With an automated software deployment process, knowing how to release your software is captured in the system, not in an individual’s brain.
Performing manual or partially automated deployments are often the responsibility of a small subset of people in an organization. In fact, it’s not uncommon for this duty to fall to a single person in a given project team. If the person assigned the job is ill or for some reason is unavailable at short notice, releasing them can become cumbersome. With this, anyone having access to the "Deploy" button can initiate the release.
#3: You can release more frequently
When an automated deployment mechanism performs a single deployment, it has a low overhead. A release process with low overhead is one that can be repeated frequently.
Teams that release frequently can deliver amazing features to their users more often and in incremental steps. In the process, they collect continuous feedback from these users on the software they created. This way, they can adapt their approach.
Which tools would help you achieve Deployment Automation?
Deployment is a complicated process that includes steps such as installing Jar/ear/war files, configuring data sources, updating activation specifications, updating endpoint URLs, bindings, and adapters, and restarting the application itself or the server. follow the release process, performing sanity checks to ensure that all the parameters have been updated as expected, and so on.
One of the most commonly used tools is Jenkins. This is an excellent tool for achieving deployment automation or continuous deployment. Deployment scripts will be written and configured in Jenkins, and with just clicking a button in Jenkins, your deployment process will start and perform all the steps much faster and in a more efficient manner.
How do I implement Deployment Automation?
If you want the best results from your automated deployment process, we suggest that you follow these tips:
Use the same deployment process for each and every environment, even in production. This rule helps ensure that you test the deployment process repeatedly before you use it to deploy it to production.
Allow anyone with the required credentials to deploy any version to any environment according to demand in a fully automated fashion. If you have to create a ticket and then sit back and wait for someone to prepare an environment, then you don’t really have a fully automated deployment process.
Use the same packages for every environment. According to this rule, you should keep environment-specific configurations separate from the packages. That way, you know that the packages you are deploying to production are the same ones that you tested.
Make it possible to recreate the state of any environment from information stored in version control. This rule helps ensure that deployments are repeatable and that, in the event of a disaster recovery scenario, you can restore the state of production in a deterministic way.
Ideally, you have a tool that you can use autonomously to make deployments, that records which build are currently in each environment, and that records the output of the deployment process for audit purposes.

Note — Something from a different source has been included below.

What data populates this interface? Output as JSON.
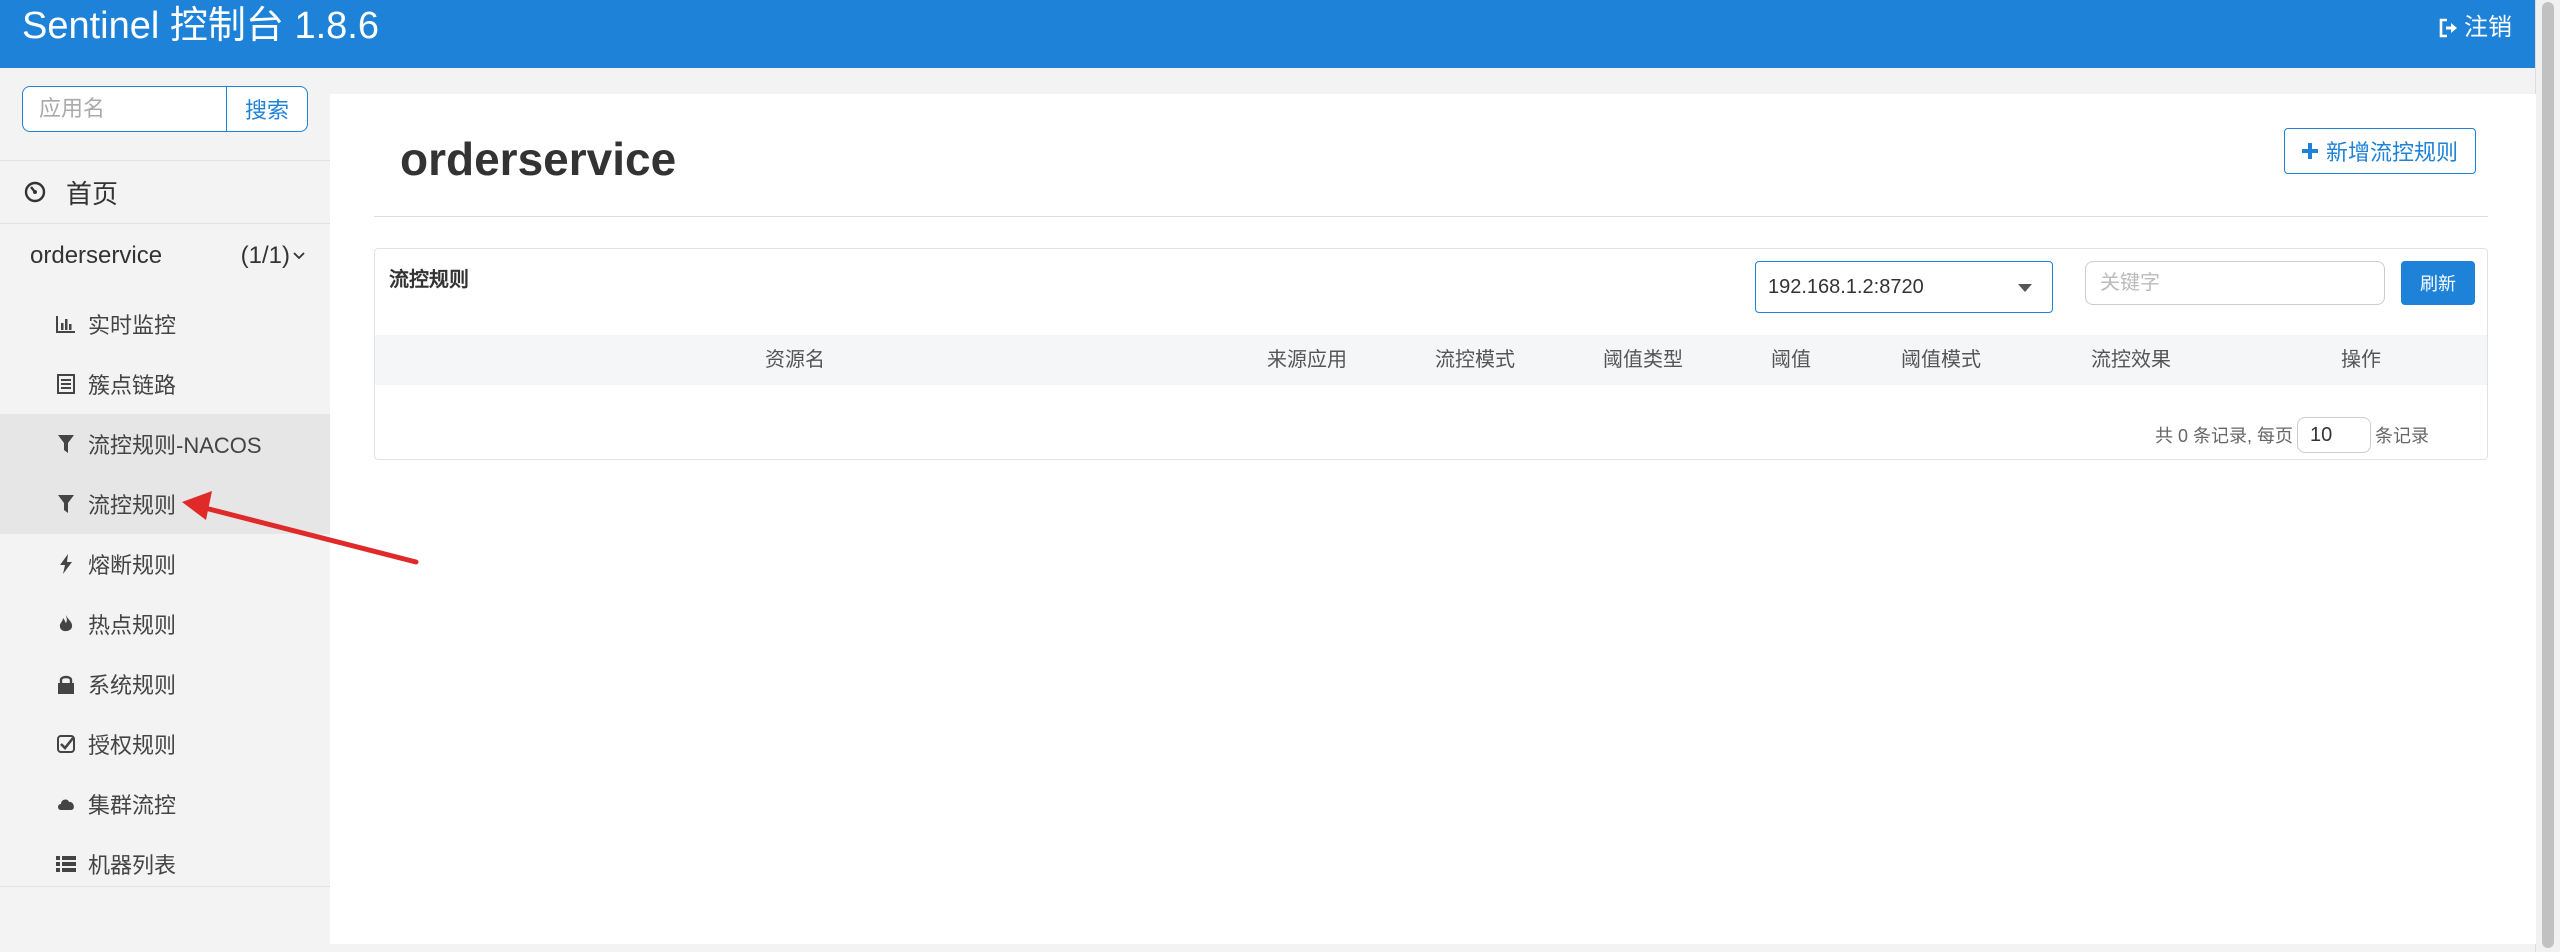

What are the ways to measure deployment automation?
Measuring deployment automation is straightforward.
In your deployment process, count the number of manual steps. Work to reduce those steps systematically. The number of manual steps increases the chance of error and the deployment time as well.
Measure the percentage of automation in a deployment pipeline. Work to increase that level continually.
Determine the time spent on delays in the deployment pipeline. As you work towards reducing these delays, try to understand where and why code stalls in your deployment pipeline.
So having both build and deployment automation as part of your release or software development lifecycle process will definitely help you save time, money, and effort spent on every release and reduce a lot of chances of error so that you can focus on other important tasks rather than performing the same repetitive or mundane tasks. We definitely encourage you to spend time and consider implementing build and deployment automation in your project/business processes.